34 terms

Psychology Chapter Two

Chapter Two Test
the extent to which two variables are related to each other
Control Group
subjects in a study who do not receive the special treatment given to the experimental group
Dependent Variable
in an experiment, the variable that is thought to be affected by manipulation of the independent variable
Independent Variable
in an experiment, a condition or event that an experimenter varies in order to see its impact on another variable
Experimental Group
the subjects in a study who receive some special treatment in regard to the independent variable
a research method in which the investigator manipulates a variable under carefully controlled conditions and observes weather any changes occur in a second variable as a result
Operational Definition
a definition that describes the actions or operations that will be used to measure or control a variable
the measurement consistency of a test
a descriptive research method in which researchers use questionnaires or interviews to gather info about specific aspects of the subjects behavior
Double-Blind Procedure
a research strategy in which neither subjects nor experimenters know which subjects are in the experimental or control group
Observational Learning
a type of learning that occurs when an organisms responding is inflected by the observation of others who are called models
a tentative statement about the relationship between two or more variables
any measureable conditions or events characteristics, or behaviors that are controlled or deserved in a study
a system or interrelated ideas that is used to explain a set of observation
Five Steps of Scientific Investigation
formulate a hypothesis, design the study, collect data, analyze the data and draw conclusions, and report the findings- peer review
Participant or Subjects
are people or animals whose behaviors is systemically observed in study
a periodical that publishes technical and scholarly material usually in a narrowly defined area of inquiry

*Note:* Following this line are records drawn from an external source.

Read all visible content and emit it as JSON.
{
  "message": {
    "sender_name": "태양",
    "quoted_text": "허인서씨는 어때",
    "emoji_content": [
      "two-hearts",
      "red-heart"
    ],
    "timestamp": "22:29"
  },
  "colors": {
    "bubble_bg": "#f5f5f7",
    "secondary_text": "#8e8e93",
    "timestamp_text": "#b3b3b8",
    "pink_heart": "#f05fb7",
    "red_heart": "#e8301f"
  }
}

Peer Review
process for journal submissions
Advantages of Scientific Approach
clarity in communication and relative intolerance of error
Extraneous Variables
any variables other than the independent variable that seems likely to influence the dependent variable in a specific study
Confounding of Variables
occurs when two variables are linked in a way that makes it difficult to sort out their specific effects
Random Assignment
of subjects occurs when all subjects have an equal chance of being assigned to any group of condition in the study
Correlation Coefficient
is a numerical index of degree of relationship between two variables
Positive and Negative Correlation
refer to the direction of the relationship between two variables, not to its strength
Positively Correlation
if they tend to increase and decrease together
Negatively Correlation
if one tends to increase when the other decreases
Naturalistic Observation
researcher engages in careful observation of behavior without intervening directly with the subjects
occurs when a subjects behavior is altered by presence of an observer
Case Study
is an in-depth investigation of an individual subject
Main Problem with Case Study
subjectivity makes it easy to see what one expects to see based on ones theoretical slant and researches are unable to draw casual conclusions; clinical samples are often unrepresentative and suffer from sampling bias
Experimental Research Advantages
precise control over variables can eliminate alternative explanations for finding and researcher are able to draw conclusions about cause and effect relationships between variables
Experimental Research Disadvantages
confounding of variables must be avoided- continued laboratory situations are often artificial, making it risky to generalize findings to the real world- ethnical concurs and practical realities prelude experiments on many important questions
collection of subjects selected for observation in an empirical study
Sampling bias
exists when a sample is not representative of the population from which it was drawn